§ Work instructions
In the entries below, count the lines that hold the string "this" and state only that count.

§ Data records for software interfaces
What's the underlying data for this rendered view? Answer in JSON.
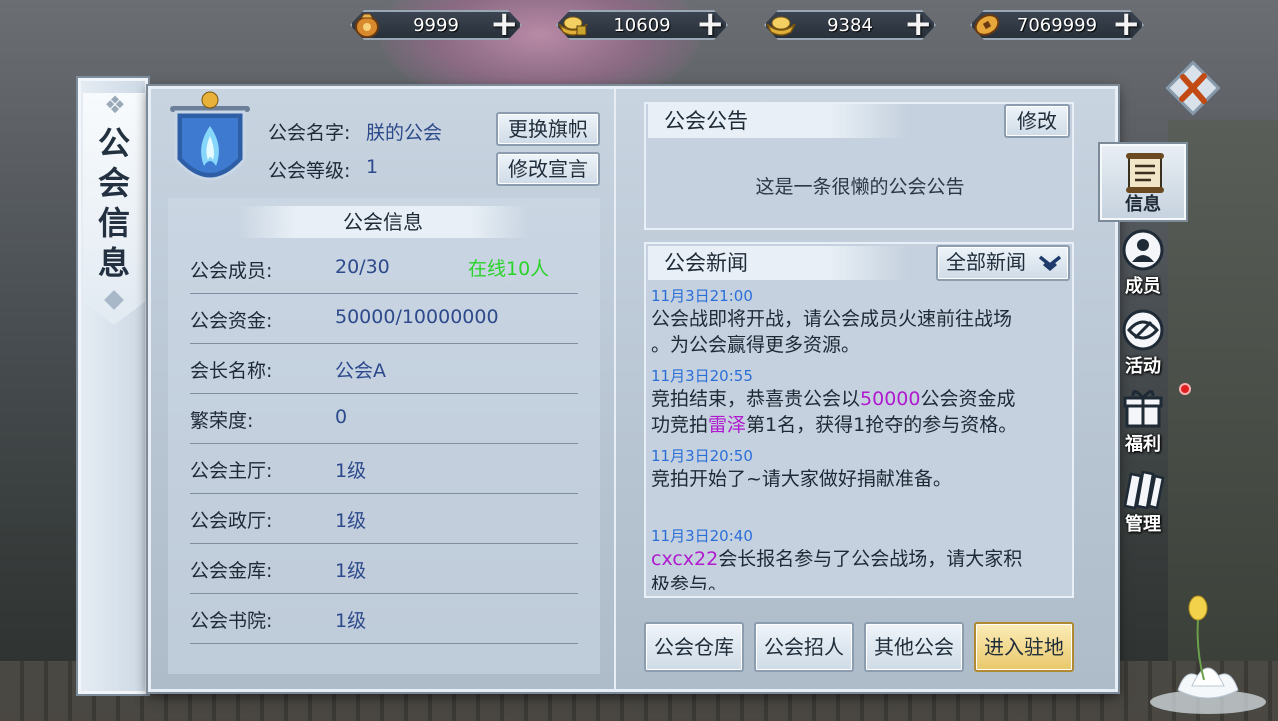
{
  "currencies": [
    {
      "icon": "bag-icon",
      "value": "9999"
    },
    {
      "icon": "locked-ingot-icon",
      "value": "10609"
    },
    {
      "icon": "gold-ingot-icon",
      "value": "9384"
    },
    {
      "icon": "coin-icon",
      "value": "7069999"
    }
  ],
  "side_title": "公会信息",
  "guild": {
    "name_label": "公会名字:",
    "name_value": "朕的公会",
    "level_label": "公会等级:",
    "level_value": "1",
    "change_flag_button": "更换旗帜",
    "edit_declaration_button": "修改宣言"
  },
  "info_section": {
    "title": "公会信息",
    "rows": [
      {
        "label": "公会成员:",
        "value": "20/30",
        "extra": "在线10人"
      },
      {
        "label": "公会资金:",
        "value": "50000/10000000"
      },
      {
        "label": "会长名称:",
        "value": "公会A"
      },
      {
        "label": "繁荣度:",
        "value": "0"
      },
      {
        "label": "公会主厅:",
        "value": "1级"
      },
      {
        "label": "公会政厅:",
        "value": "1级"
      },
      {
        "label": "公会金库:",
        "value": "1级"
      },
      {
        "label": "公会书院:",
        "value": "1级"
      }
    ]
  },
  "notice": {
    "title": "公会公告",
    "edit_button": "修改",
    "text": "这是一条很懒的公会公告"
  },
  "news": {
    "title": "公会新闻",
    "filter": "全部新闻",
    "items": [
      {
        "time": "11月3日21:00",
        "line1": "公会战即将开战，请公会成员火速前往战场",
        "line2": "。为公会赢得更多资源。"
      },
      {
        "time": "11月3日20:55",
        "l1a": "竞拍结束，恭喜贵公会以",
        "l1b": "50000",
        "l1c": "公会资金成",
        "l2a": "功竞拍",
        "l2b": "雷泽",
        "l2c": "第1名，获得1抢夺的参与资格。"
      },
      {
        "time": "11月3日20:50",
        "line1": "竞拍开始了~请大家做好捐献准备。"
      },
      {
        "time": "11月3日20:40",
        "l1a": "cxcx22",
        "l1b": "会长报名参与了公会战场，请大家积",
        "line2": "极参与。"
      }
    ]
  },
  "bottom_buttons": [
    "公会仓库",
    "公会招人",
    "其他公会",
    "进入驻地"
  ],
  "right_tabs": [
    "信息",
    "成员",
    "活动",
    "福利",
    "管理"
  ],
  "colors": {
    "accent_blue": "#2d4a8c",
    "online_green": "#2ad42a",
    "highlight_purple": "#b01bd0",
    "time_blue": "#2a6fd8",
    "enter_button_gold": "#f3d98a"
  }
}
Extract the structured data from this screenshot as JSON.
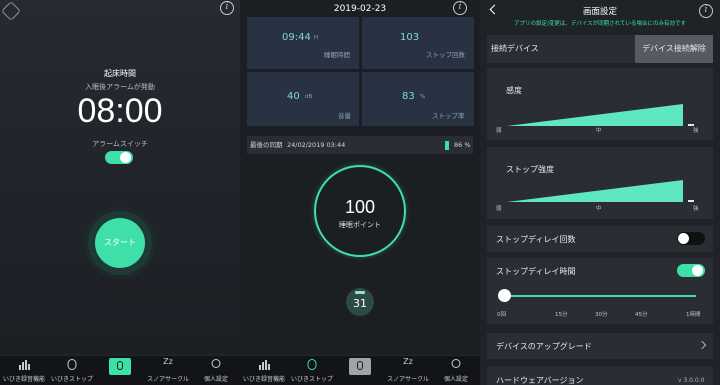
{
  "screen1": {
    "wake_label": "起床時間",
    "alarm_note": "入眠後アラームが発動",
    "time": "08:00",
    "alarm_switch_label": "アラームスイッチ",
    "alarm_on": true,
    "start_label": "スタート"
  },
  "nav": {
    "items": [
      "いびき録音機能",
      "いびきストップ",
      "",
      "スノアサークル",
      "個人設定"
    ]
  },
  "screen2": {
    "date": "2019-02-23",
    "cells": [
      {
        "value": "09:44",
        "unit": "H",
        "label": "睡眠時間"
      },
      {
        "value": "103",
        "unit": "",
        "label": "ストップ回数"
      },
      {
        "value": "40",
        "unit": "dB",
        "label": "音量"
      },
      {
        "value": "83",
        "unit": "%",
        "label": "ストップ率"
      }
    ],
    "sync_label": "最後の同期",
    "sync_time": "24/02/2019 03:44",
    "battery": "86 %",
    "score": "100",
    "score_label": "睡眠ポイント",
    "day": "31"
  },
  "screen3": {
    "title": "画面設定",
    "note": "アプリの設定/変更は、デバイスが同期されている場合にのみ有効です",
    "device_label": "接続デバイス",
    "disconnect": "デバイス接続解除",
    "sensitivity": {
      "label": "感度",
      "ticks": [
        "弱",
        "中",
        "強"
      ]
    },
    "strength": {
      "label": "ストップ強度",
      "ticks": [
        "弱",
        "中",
        "強"
      ]
    },
    "delay_count": {
      "label": "ストップディレイ回数",
      "on": false
    },
    "delay_time": {
      "label": "ストップディレイ時間",
      "on": true,
      "ticks": [
        "0回",
        "15分",
        "30分",
        "45分",
        "1時間"
      ],
      "value_fraction": 0
    },
    "upgrade": "デバイスのアップグレード",
    "hw_label": "ハードウェアバージョン",
    "hw_version": "v 3.0.0.0"
  },
  "colors": {
    "accent": "#3fe0a8",
    "teal": "#5fe6c2",
    "card": "#293242"
  }
}
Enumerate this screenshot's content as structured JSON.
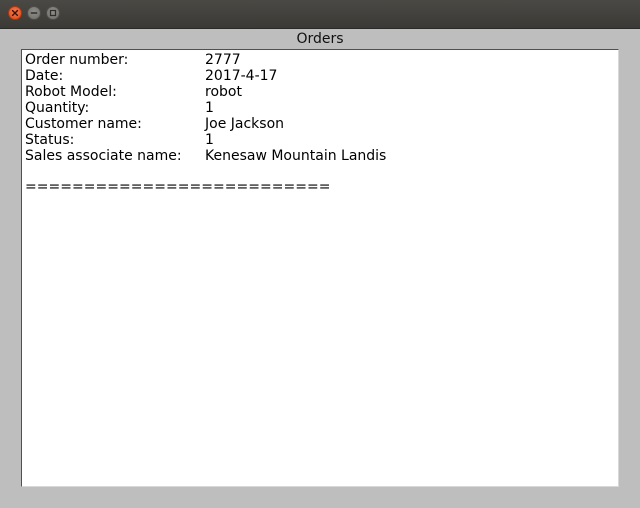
{
  "window": {
    "title": "Orders"
  },
  "order": {
    "fields": [
      {
        "label": "Order number:",
        "value": "2777"
      },
      {
        "label": "Date:",
        "value": "2017-4-17"
      },
      {
        "label": "Robot Model:",
        "value": "robot"
      },
      {
        "label": "Quantity:",
        "value": "1"
      },
      {
        "label": "Customer name:",
        "value": "Joe Jackson"
      },
      {
        "label": "Status:",
        "value": "1"
      },
      {
        "label": "Sales associate name:",
        "value": "Kenesaw Mountain Landis"
      }
    ],
    "separator": "=========================="
  },
  "icons": {
    "close": "close-icon",
    "minimize": "minimize-icon",
    "maximize": "maximize-icon"
  },
  "colors": {
    "close_button": "#dd4814",
    "titlebar": "#3b3a36",
    "window_bg": "#bebebe"
  }
}
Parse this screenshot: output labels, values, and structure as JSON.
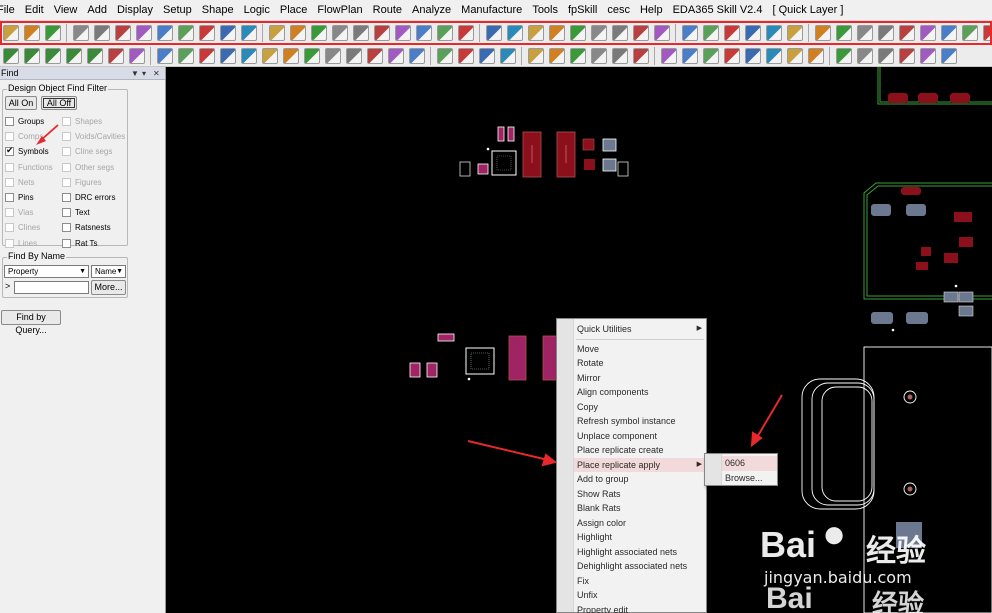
{
  "menubar": {
    "items": [
      "File",
      "Edit",
      "View",
      "Add",
      "Display",
      "Setup",
      "Shape",
      "Logic",
      "Place",
      "FlowPlan",
      "Route",
      "Analyze",
      "Manufacture",
      "Tools",
      "fpSkill",
      "cesc",
      "Help",
      "EDA365 Skill V2.4",
      "[ Quick Layer ]"
    ]
  },
  "find_panel": {
    "title": "Find",
    "filter_group_label": "Design Object Find Filter",
    "all_on_label": "All On",
    "all_off_label": "All Off",
    "filters": [
      {
        "label": "Groups",
        "checked": false,
        "enabled": true
      },
      {
        "label": "Shapes",
        "checked": false,
        "enabled": false
      },
      {
        "label": "Comps",
        "checked": false,
        "enabled": false
      },
      {
        "label": "Voids/Cavities",
        "checked": false,
        "enabled": false
      },
      {
        "label": "Symbols",
        "checked": true,
        "enabled": true
      },
      {
        "label": "Cline segs",
        "checked": false,
        "enabled": false
      },
      {
        "label": "Functions",
        "checked": false,
        "enabled": false
      },
      {
        "label": "Other segs",
        "checked": false,
        "enabled": false
      },
      {
        "label": "Nets",
        "checked": false,
        "enabled": false
      },
      {
        "label": "Figures",
        "checked": false,
        "enabled": false
      },
      {
        "label": "Pins",
        "checked": false,
        "enabled": true
      },
      {
        "label": "DRC errors",
        "checked": false,
        "enabled": true
      },
      {
        "label": "Vias",
        "checked": false,
        "enabled": false
      },
      {
        "label": "Text",
        "checked": false,
        "enabled": true
      },
      {
        "label": "Clines",
        "checked": false,
        "enabled": false
      },
      {
        "label": "Ratsnests",
        "checked": false,
        "enabled": true
      },
      {
        "label": "Lines",
        "checked": false,
        "enabled": false
      },
      {
        "label": "Rat Ts",
        "checked": false,
        "enabled": true
      }
    ],
    "find_by_name_label": "Find By Name",
    "property_select": "Property",
    "name_select": "Name",
    "name_prefix": ">",
    "more_label": "More...",
    "find_by_query_label": "Find by Query..."
  },
  "context_menu": {
    "items": [
      {
        "label": "Quick Utilities",
        "submenu": true
      },
      {
        "label": "Move"
      },
      {
        "label": "Rotate"
      },
      {
        "label": "Mirror"
      },
      {
        "label": "Align components"
      },
      {
        "label": "Copy"
      },
      {
        "label": "Refresh symbol instance"
      },
      {
        "label": "Unplace component"
      },
      {
        "label": "Place replicate create"
      },
      {
        "label": "Place replicate apply",
        "submenu": true,
        "highlighted": true
      },
      {
        "label": "Add to group"
      },
      {
        "label": "Show Rats"
      },
      {
        "label": "Blank Rats"
      },
      {
        "label": "Assign color"
      },
      {
        "label": "Highlight"
      },
      {
        "label": "Highlight associated nets"
      },
      {
        "label": "Dehighlight associated nets"
      },
      {
        "label": "Fix"
      },
      {
        "label": "Unfix"
      },
      {
        "label": "Property edit"
      }
    ]
  },
  "submenu": {
    "items": [
      {
        "label": "0606",
        "highlighted": true
      },
      {
        "label": "Browse..."
      }
    ]
  },
  "watermark": {
    "brand_left": "Bai",
    "brand_right": "经验",
    "url": "jingyan.baidu.com"
  },
  "colors": {
    "menu_highlight": "#f3dada",
    "annotation_red": "#e8292c",
    "board_outline": "#3da03d",
    "pad_magenta": "#a02363",
    "pad_darkred": "#8c0f1c",
    "pad_gray_blue": "#6c7890"
  }
}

§ Response box
4